DESCRIPTION OF THE TASK: Lines holding the string "would": copy each one from the listing below.

RECORDS FOR THIS EXERCISE:
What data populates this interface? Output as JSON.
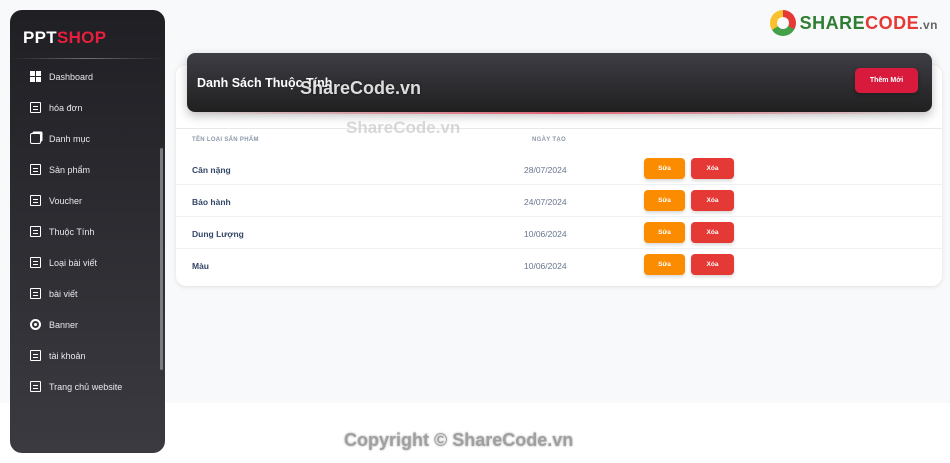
{
  "brand": {
    "part1": "PPT",
    "part2": "SHOP"
  },
  "corner_logo": {
    "part1": "SHARE",
    "part2": "CODE",
    "suffix": ".vn"
  },
  "sidebar": {
    "items": [
      {
        "label": "Dashboard",
        "icon": "dashboard-icon"
      },
      {
        "label": "hóa đơn",
        "icon": "receipt-icon"
      },
      {
        "label": "Danh mục",
        "icon": "category-icon"
      },
      {
        "label": "Sản phẩm",
        "icon": "product-icon"
      },
      {
        "label": "Voucher",
        "icon": "voucher-icon"
      },
      {
        "label": "Thuộc Tính",
        "icon": "attribute-icon"
      },
      {
        "label": "Loại bài viết",
        "icon": "post-type-icon"
      },
      {
        "label": "bài viết",
        "icon": "post-icon"
      },
      {
        "label": "Banner",
        "icon": "banner-icon"
      },
      {
        "label": "tài khoản",
        "icon": "account-icon"
      },
      {
        "label": "Trang chủ website",
        "icon": "home-icon"
      }
    ]
  },
  "card": {
    "title": "Danh Sách Thuộc Tính",
    "add_button": "Thêm Mới"
  },
  "table": {
    "headers": [
      "Tên loại sản phẩm",
      "Ngày tạo"
    ],
    "edit_label": "Sửa",
    "delete_label": "Xóa",
    "rows": [
      {
        "name": "Cân nặng",
        "date": "28/07/2024"
      },
      {
        "name": "Bảo hành",
        "date": "24/07/2024"
      },
      {
        "name": "Dung Lượng",
        "date": "10/06/2024"
      },
      {
        "name": "Màu",
        "date": "10/06/2024"
      }
    ]
  },
  "watermarks": [
    "ShareCode.vn",
    "ShareCode.vn",
    "Copyright © ShareCode.vn"
  ],
  "colors": {
    "accent": "#d81b3c",
    "edit": "#fb8c00",
    "delete": "#e53935",
    "sidebar": "#1f1f24"
  }
}
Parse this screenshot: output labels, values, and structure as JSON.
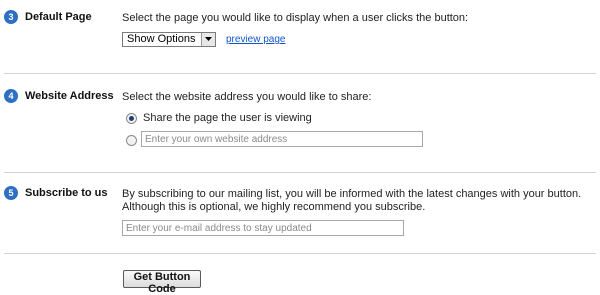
{
  "steps": {
    "default_page": {
      "number": "3",
      "title": "Default Page",
      "description": "Select the page you would like to display when a user clicks the button:",
      "select_value": "Show Options",
      "preview_link": "preview page"
    },
    "website_address": {
      "number": "4",
      "title": "Website Address",
      "description": "Select the website address you would like to share:",
      "option_current": "Share the page the user is viewing",
      "option_current_selected": true,
      "custom_placeholder": "Enter your own website address"
    },
    "subscribe": {
      "number": "5",
      "title": "Subscribe to us",
      "description_line1": "By subscribing to our mailing list, you will be informed with the latest changes with your button.",
      "description_line2": "Although this is optional, we highly recommend you subscribe.",
      "email_placeholder": "Enter your e-mail address to stay updated"
    }
  },
  "actions": {
    "get_code_label": "Get Button Code"
  },
  "colors": {
    "badge": "#2e6fc4",
    "link": "#1155cc",
    "divider": "#d4d4d4"
  }
}
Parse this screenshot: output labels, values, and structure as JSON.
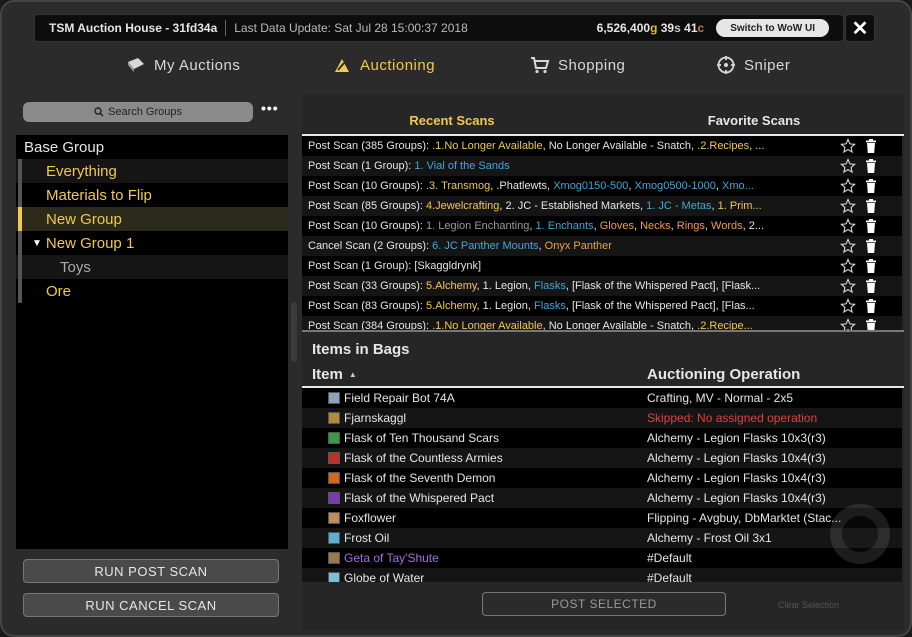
{
  "title_bar": {
    "app_title": "TSM Auction House - 31fd34a",
    "last_update": "Last Data Update: Sat Jul 28 15:00:37 2018",
    "gold_amount": "6,526,400",
    "gold_unit": "g",
    "silver_amount": "39",
    "silver_unit": "s",
    "copper_amount": "41",
    "copper_unit": "c",
    "switch_label": "Switch to WoW UI",
    "close_label": "✕"
  },
  "nav": {
    "tabs": [
      {
        "label": "My Auctions",
        "icon": "mail-icon",
        "active": false
      },
      {
        "label": "Auctioning",
        "icon": "gavel-icon",
        "active": true
      },
      {
        "label": "Shopping",
        "icon": "cart-icon",
        "active": false
      },
      {
        "label": "Sniper",
        "icon": "crosshair-icon",
        "active": false
      }
    ]
  },
  "groups": {
    "search_placeholder": "Search Groups",
    "more_label": "•••",
    "items": [
      {
        "label": "Base Group"
      },
      {
        "label": "Everything"
      },
      {
        "label": "Materials to Flip"
      },
      {
        "label": "New Group"
      },
      {
        "label": "New Group 1"
      },
      {
        "label": "Toys"
      },
      {
        "label": "Ore"
      }
    ]
  },
  "actions": {
    "run_post_scan": "RUN POST SCAN",
    "run_cancel_scan": "RUN CANCEL SCAN"
  },
  "scans": {
    "tabs": [
      "Recent Scans",
      "Favorite Scans"
    ],
    "rows": [
      {
        "segments": [
          {
            "t": "Post Scan (385 Groups): ",
            "c": "w"
          },
          {
            "t": ".1.No Longer Available",
            "c": "y"
          },
          {
            "t": ", No Longer Available - Snatch, ",
            "c": "w"
          },
          {
            "t": ".2.Recipes",
            "c": "y"
          },
          {
            "t": ", ...",
            "c": "w"
          }
        ]
      },
      {
        "segments": [
          {
            "t": "Post Scan (1 Group): ",
            "c": "w"
          },
          {
            "t": "1. Vial of the Sands",
            "c": "b"
          }
        ]
      },
      {
        "segments": [
          {
            "t": "Post Scan (10 Groups): ",
            "c": "w"
          },
          {
            "t": ".3. Transmog",
            "c": "y"
          },
          {
            "t": ", .Phatlewts, ",
            "c": "w"
          },
          {
            "t": "Xmog0150-500",
            "c": "b"
          },
          {
            "t": ", ",
            "c": "w"
          },
          {
            "t": "Xmog0500-1000",
            "c": "b"
          },
          {
            "t": ", ",
            "c": "w"
          },
          {
            "t": "Xmo...",
            "c": "b"
          }
        ]
      },
      {
        "segments": [
          {
            "t": "Post Scan (85 Groups): ",
            "c": "w"
          },
          {
            "t": "4.Jewelcrafting",
            "c": "y"
          },
          {
            "t": ", 2. JC - Established Markets, ",
            "c": "w"
          },
          {
            "t": "1. JC - Metas",
            "c": "b"
          },
          {
            "t": ", ",
            "c": "w"
          },
          {
            "t": "1. Prim...",
            "c": "y"
          }
        ]
      },
      {
        "segments": [
          {
            "t": "Post Scan (10 Groups): ",
            "c": "w"
          },
          {
            "t": "1. Legion Enchanting",
            "c": "g"
          },
          {
            "t": ", ",
            "c": "w"
          },
          {
            "t": "1. Enchants",
            "c": "b"
          },
          {
            "t": ", ",
            "c": "w"
          },
          {
            "t": "Gloves",
            "c": "o"
          },
          {
            "t": ", ",
            "c": "w"
          },
          {
            "t": "Necks",
            "c": "o"
          },
          {
            "t": ", ",
            "c": "w"
          },
          {
            "t": "Rings",
            "c": "o"
          },
          {
            "t": ", ",
            "c": "w"
          },
          {
            "t": "Words",
            "c": "o"
          },
          {
            "t": ", 2...",
            "c": "w"
          }
        ]
      },
      {
        "segments": [
          {
            "t": "Cancel Scan (2 Groups): ",
            "c": "w"
          },
          {
            "t": "6. JC Panther Mounts",
            "c": "b"
          },
          {
            "t": ", ",
            "c": "w"
          },
          {
            "t": "Onyx Panther",
            "c": "o"
          }
        ]
      },
      {
        "segments": [
          {
            "t": "Post Scan (1 Group): [Skaggldrynk]",
            "c": "w"
          }
        ]
      },
      {
        "segments": [
          {
            "t": "Post Scan (33 Groups): ",
            "c": "w"
          },
          {
            "t": "5.Alchemy",
            "c": "y"
          },
          {
            "t": ", 1. Legion, ",
            "c": "w"
          },
          {
            "t": "Flasks",
            "c": "b"
          },
          {
            "t": ", [Flask of the Whispered Pact], [Flask...",
            "c": "w"
          }
        ]
      },
      {
        "segments": [
          {
            "t": "Post Scan (83 Groups): ",
            "c": "w"
          },
          {
            "t": "5.Alchemy",
            "c": "y"
          },
          {
            "t": ", 1. Legion, ",
            "c": "w"
          },
          {
            "t": "Flasks",
            "c": "b"
          },
          {
            "t": ", [Flask of the Whispered Pact], [Flas...",
            "c": "w"
          }
        ]
      },
      {
        "segments": [
          {
            "t": "Post Scan (384 Groups): ",
            "c": "w"
          },
          {
            "t": ".1.No Longer Available",
            "c": "y"
          },
          {
            "t": ", No Longer Available - Snatch, ",
            "c": "w"
          },
          {
            "t": ".2.Recipe...",
            "c": "y"
          }
        ]
      }
    ]
  },
  "items": {
    "title": "Items in Bags",
    "col_item": "Item",
    "col_operation": "Auctioning Operation",
    "rows": [
      {
        "name": "Field Repair Bot 74A",
        "operation": "Crafting, MV - Normal - 2x5",
        "icon_color": "#8fa3c0"
      },
      {
        "name": "Fjarnskaggl",
        "operation": "Skipped: No assigned operation",
        "icon_color": "#b58a3a",
        "error": true
      },
      {
        "name": "Flask of Ten Thousand Scars",
        "operation": "Alchemy - Legion Flasks 10x3(r3)",
        "icon_color": "#3a9a4a"
      },
      {
        "name": "Flask of the Countless Armies",
        "operation": "Alchemy - Legion Flasks 10x4(r3)",
        "icon_color": "#c0302a"
      },
      {
        "name": "Flask of the Seventh Demon",
        "operation": "Alchemy - Legion Flasks 10x4(r3)",
        "icon_color": "#d06a1a"
      },
      {
        "name": "Flask of the Whispered Pact",
        "operation": "Alchemy - Legion Flasks 10x4(r3)",
        "icon_color": "#7a3ab0"
      },
      {
        "name": "Foxflower",
        "operation": "Flipping - Avgbuy, DbMarktet (Stac...",
        "icon_color": "#c08a5a"
      },
      {
        "name": "Frost Oil",
        "operation": "Alchemy - Frost Oil 3x1",
        "icon_color": "#5ab0d0"
      },
      {
        "name": "Geta of Tay'Shute",
        "operation": "#Default",
        "icon_color": "#9a7a4a",
        "epic": true
      },
      {
        "name": "Globe of Water",
        "operation": "#Default",
        "icon_color": "#7ac0d8"
      }
    ],
    "post_selected": "POST SELECTED",
    "clear_selection": "Clear Selection"
  },
  "colors": {
    "accent": "#f2c94c",
    "link_blue": "#3fa9d9",
    "orange": "#f0a040",
    "epic": "#a66de0",
    "error": "#e04040"
  }
}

RESPONSE:
      "description": "Select the page you would like to display when a user clicks the button:",
      "description": "Select the website address you would like to share:",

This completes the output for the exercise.